Communications regulator Ofcom has revealed that both BT and TalkTalk are failing to comply with its Broadband Code of Practice by not voluntarily providing speed estimates to consumers often enough.
Ofcom established the Code of Practice in December 2008, which aims to provide broadband customers with transparency over the speeds they are likely to receive before signing up to any particular service.
Additional requirements were introduced to the Code in July 2011, which committed ISP signatories to give maximum speed estimates in the form of a range as early as possible in the sales process.

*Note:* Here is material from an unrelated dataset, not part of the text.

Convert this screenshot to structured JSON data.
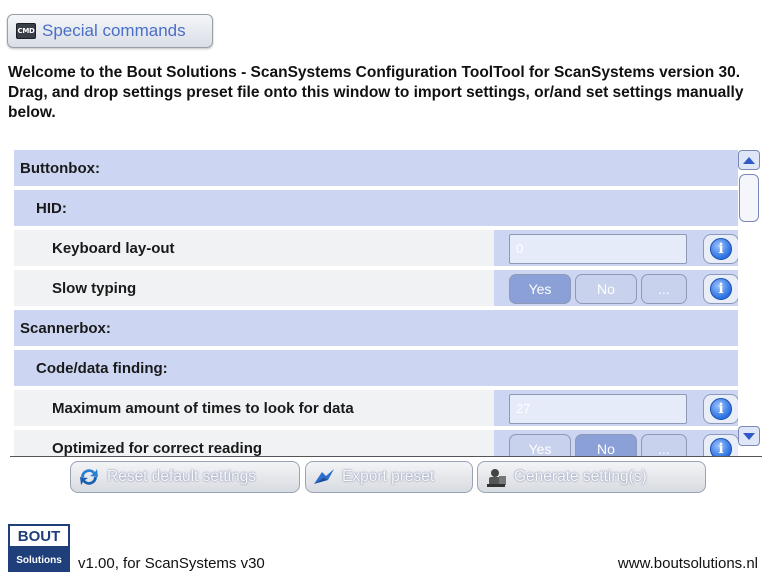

However, during a mystery shopper exercise, Ofcom found that some ISPs were under-performing in this area, where TalkTalk was 47 percent less likely than other ISPs to provide a speed estimate without being prompted by a caller, and BT Total Broadband 48 percent less likely.

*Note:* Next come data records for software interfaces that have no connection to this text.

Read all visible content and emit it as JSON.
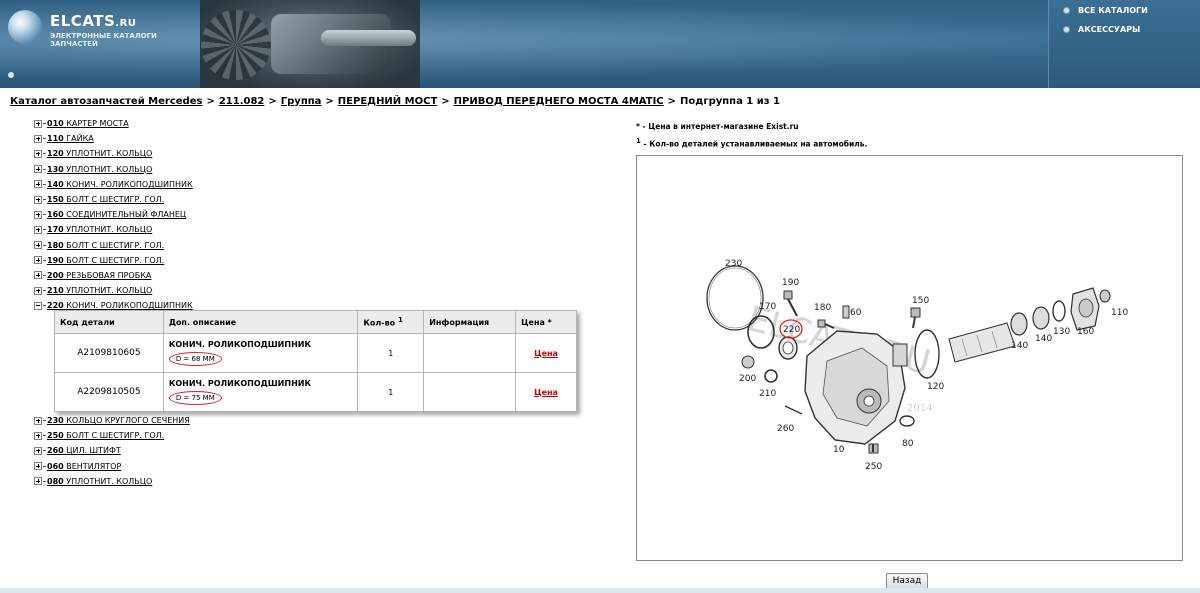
{
  "header": {
    "logo_title": "ELCATS",
    "logo_title_suffix": ".RU",
    "logo_subtitle": "ЭЛЕКТРОННЫЕ КАТАЛОГИ ЗАПЧАСТЕЙ",
    "nav": [
      "ВСЕ КАТАЛОГИ",
      "АКСЕССУАРЫ"
    ]
  },
  "breadcrumb": {
    "items": [
      "Каталог автозапчастей Mercedes",
      "211.082",
      "Группа",
      "ПЕРЕДНИЙ МОСТ",
      "ПРИВОД ПЕРЕДНЕГО МОСТА 4MATIC"
    ],
    "current": "Подгруппа 1 из 1",
    "separator": ">"
  },
  "tree": [
    {
      "code": "010",
      "name": "КАРТЕР МОСТА",
      "expanded": false
    },
    {
      "code": "110",
      "name": "ГАЙКА",
      "expanded": false
    },
    {
      "code": "120",
      "name": "УПЛОТНИТ. КОЛЬЦО",
      "expanded": false
    },
    {
      "code": "130",
      "name": "УПЛОТНИТ. КОЛЬЦО",
      "expanded": false
    },
    {
      "code": "140",
      "name": "КОНИЧ. РОЛИКОПОДШИПНИК",
      "expanded": false
    },
    {
      "code": "150",
      "name": "БОЛТ С ШЕСТИГР. ГОЛ.",
      "expanded": false
    },
    {
      "code": "160",
      "name": "СОЕДИНИТЕЛЬНЫЙ ФЛАНЕЦ",
      "expanded": false
    },
    {
      "code": "170",
      "name": "УПЛОТНИТ. КОЛЬЦО",
      "expanded": false
    },
    {
      "code": "180",
      "name": "БОЛТ С ШЕСТИГР. ГОЛ.",
      "expanded": false
    },
    {
      "code": "190",
      "name": "БОЛТ С ШЕСТИГР. ГОЛ.",
      "expanded": false
    },
    {
      "code": "200",
      "name": "РЕЗЬБОВАЯ ПРОБКА",
      "expanded": false
    },
    {
      "code": "210",
      "name": "УПЛОТНИТ. КОЛЬЦО",
      "expanded": false
    },
    {
      "code": "220",
      "name": "КОНИЧ. РОЛИКОПОДШИПНИК",
      "expanded": true
    }
  ],
  "tree_after": [
    {
      "code": "230",
      "name": "КОЛЬЦО КРУГЛОГО СЕЧЕНИЯ",
      "expanded": false
    },
    {
      "code": "250",
      "name": "БОЛТ С ШЕСТИГР. ГОЛ.",
      "expanded": false
    },
    {
      "code": "260",
      "name": "ЦИЛ. ШТИФТ",
      "expanded": false
    },
    {
      "code": "060",
      "name": "ВЕНТИЛЯТОР",
      "expanded": false
    },
    {
      "code": "080",
      "name": "УПЛОТНИТ. КОЛЬЦО",
      "expanded": false
    }
  ],
  "table": {
    "headers": {
      "code": "Код детали",
      "desc": "Доп. описание",
      "qty": "Кол-во",
      "qty_sup": "1",
      "info": "Информация",
      "price": "Цена *"
    },
    "rows": [
      {
        "code": "A2109810605",
        "title": "КОНИЧ. РОЛИКОПОДШИПНИК",
        "detail": "D = 68 MM",
        "qty": "1",
        "info": "",
        "price": "Цена"
      },
      {
        "code": "A2209810505",
        "title": "КОНИЧ. РОЛИКОПОДШИПНИК",
        "detail": "D = 75 MM",
        "qty": "1",
        "info": "",
        "price": "Цена"
      }
    ]
  },
  "notes": {
    "price_mark": "*",
    "price_text": " - Цена в интернет-магазине Exist.ru",
    "qty_mark": "1",
    "qty_text": " - Кол-во деталей устанавливаемых на автомобиль."
  },
  "diagram": {
    "callouts": [
      "230",
      "190",
      "170",
      "180",
      "60",
      "150",
      "220",
      "200",
      "210",
      "120",
      "140",
      "140",
      "130",
      "160",
      "110",
      "260",
      "10",
      "80",
      "250"
    ],
    "watermark": "ELCATS.RU",
    "watermark_year": "2014"
  },
  "back_button": "Назад",
  "colors": {
    "header": "#2f5f82",
    "price_link": "#cc0000",
    "highlight_circle": "#dd2222"
  }
}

Ofcom has discussed the issue with BT and TalkTalk, who have both agreed to address the problem by amending their staff training and sales processes.
ISPs that were most likely to give callers an estimate of speed without being prompted, although still nowhere near the 100 percent mark, were Karoo with 76 percent of cases, Sky with 72 percent and Plusnet with 67 percent.
Overall, speed estimates were provided in 59 percent of all calls without the caller having to prompt the sales respondent.
Ofcom will conduct further mystery shopping research next year to check whether improvements by the ISPs have actually been made and is also planning to update the Code of Practice over the next year.
“It is vital that as the choice of broadband services expands, UK consumers get the best possible information when choosing a broadband provider,” said Claudio Pollack, Ofcom’s consumer group director.
“We are working with internet providers to improve information that consumers receive when they sign up to a new service and will continue to monitor this area closely.”